I know that you're not supposed to copy stuff out of newspapers and put it online, but this Sunday there was a little book given away with The Observer, called The Observer Book Of Rock & Pop. And I guess that those that have it already have it, and those that don't don't. So I'm not harming sales, because it's not Sunday anymore.
Anyway, the funny thing were these song titles and lyrics. That's what I wanted to share.
Looks like a couple of friends taking surreptitious shots of men with moustaches (can't see any women on there) and then making up stories about the people they see. Good examples are the man with the kebab aura, the puppet hanger and Al Pacino.
When Joby sends me stuff, I always look.
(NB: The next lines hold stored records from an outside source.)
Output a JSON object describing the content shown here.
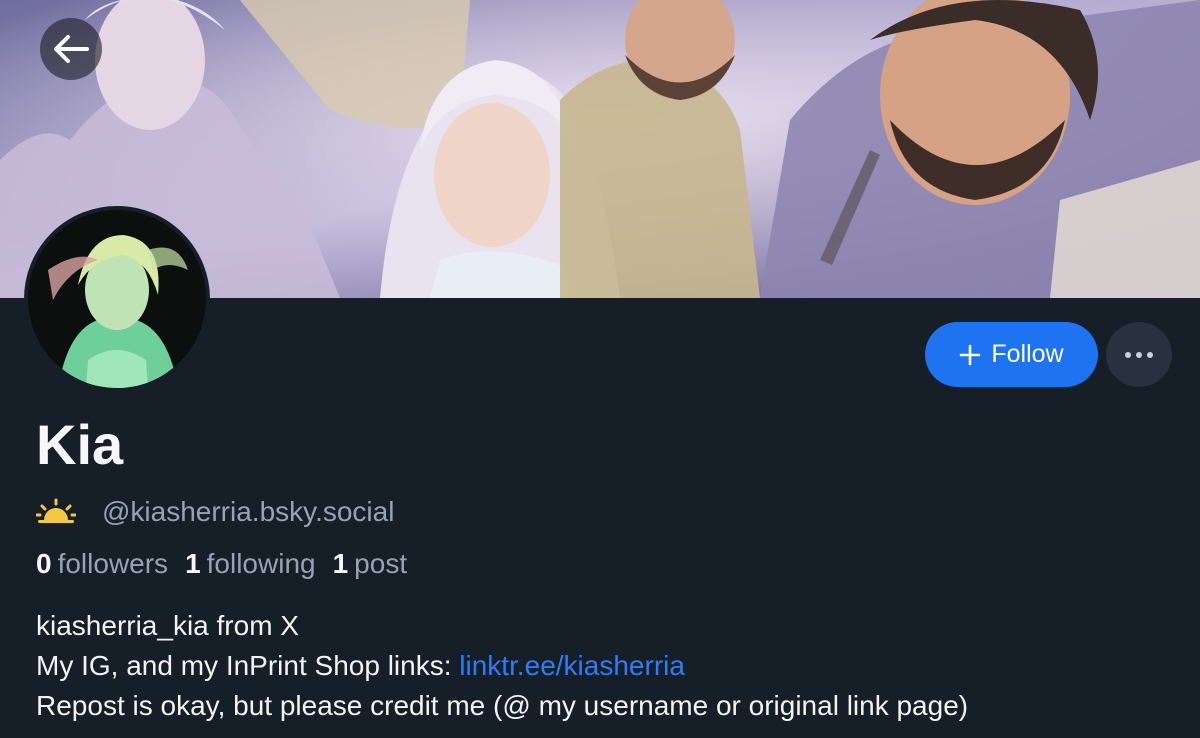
{
  "nav": {
    "back_icon": "arrow-left-icon"
  },
  "banner": {
    "description_icon": "banner-image"
  },
  "profile": {
    "display_name": "Kia",
    "handle_icon": "sun-badge-icon",
    "handle": "@kiasherria.bsky.social",
    "stats": {
      "followers_count": "0",
      "followers_label": "followers",
      "following_count": "1",
      "following_label": "following",
      "posts_count": "1",
      "posts_label": "post"
    },
    "bio": {
      "line1": "kiasherria_kia from X",
      "line2_prefix": "My IG, and my InPrint Shop links: ",
      "line2_link": "linktr.ee/kiasherria",
      "line3": "Repost is okay, but please credit me (@ my username or original link page)"
    }
  },
  "actions": {
    "follow_label": "Follow",
    "follow_icon": "plus-icon",
    "more_icon": "more-horizontal-icon"
  },
  "colors": {
    "background": "#161e27",
    "accent": "#1d73f0",
    "link": "#2f7df6",
    "muted_text": "#96a3b2",
    "sun_badge": "#f5c842"
  }
}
He has good taste. This website is no exception. It's for a comedian called Demetri Martin who I've never heard of and it's done really beautifully. Funny too - the tour bit is great.
We went to see Rob Newman's 'No Planet B' show a couple of weeks ago. It was funny - he is a smart man and has an uncanny knack of weaving stuff together that you never thought should be in the same show - the Black Panthers, wartime sweethearts and a little ditty sung in Arabic with ukelele for accompaniment.
But he wasn't happy with one of the reviews, or the process of reviewing comedy in general, as he writes here. I think he has a point, but ultimately, he doesn't. It's true that reviewers unfortunately have an indecent sway over what we think we should or shouldn't like. Too often you're 'supposed' to like something without quite knowing why it's better than the other stuff. But that's their job. They're annoying, they have opinions and we read them. Quite often, the more annoying they are, the more readable they can be. But fundamentally, you can choose to ignore them (or not). And that's where Mr Newman's argument doesn't quite wash - freedom of speech, all of that nonsense - if the journalist wants to say it wasn't that funny, he's entitled to, however bad the quality of his review.
For the record, I thought Rob's show was very good. It hopped around a little too much for my liking, but the overall idea (the history of the world backwards) made my brain do a lot of work, which I thank him for. As for the myriad bits, I liked the stuff about Samuel Johnson, and also remembered that he's actually really good at impressions. His McCartney and Lennon were great.
Anyway, you can read the whole show here. Reading a comedy show without seeing the people is a bit odd, but there you go.